While my home church sang praises to King Jesus and also ran a food pantry, the Feast of the Reign of Christ boldly proclaims that the hungry won't be hungry forever. While others in the '60s juxtaposed sweet harmonies with earnestly social lyrics, Dylan conjured a complex vision of social upheaval—a vision both threatening and profoundly hopeful.
Reign of Christ Sunday is not
the most approachable lectionary theme. Should the focus be on the reign or the
one reigning? Should preachers assume each year that most people have no idea
why the feast exists? Is there a case for just glossing over it, preaching on
whatever suits you, and getting on with Advent?
Our eternal destinies hang on two phrases: “I was a stranger and you took me in” and “I was a stranger and you did not welcome me.” Jesus gives us two options when relating to strangers: we can welcome them into our lives or not. The Matthew 25 parable is about nations, not individuals.
They were no angels. Whatever else they did or didn’t do, or hoped to do, they hired strippers. Then prosecutor Mike Nifong charged them with rape, Duke University turned on the boys involved and the media feasted on what these white jocks gone wild had done.
While there is no royal family in the American political system, the political stars of our time exert royal power. We are very much the heirs of others who loved royalty—such as the elders of Israel who begged Samuel to appoint a king to govern them so they would be like all the other nations. But kingly rule does not come without cost.

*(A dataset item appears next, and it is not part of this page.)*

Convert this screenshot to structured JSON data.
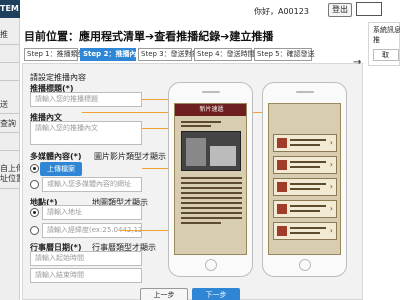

As we approach the season of Advent, we find Ezekiel being outrageous in true prophetic style. If we pride ourselves on being spiritual seekers, Ezekiel insists that it is God who seeks us out and not the other way around. Can’t we prize the maturity of knowing who we are and of finding communities where we feel at home? Ezekiel informs us that we are in fact so lost that God must take the trouble to find and rescue us.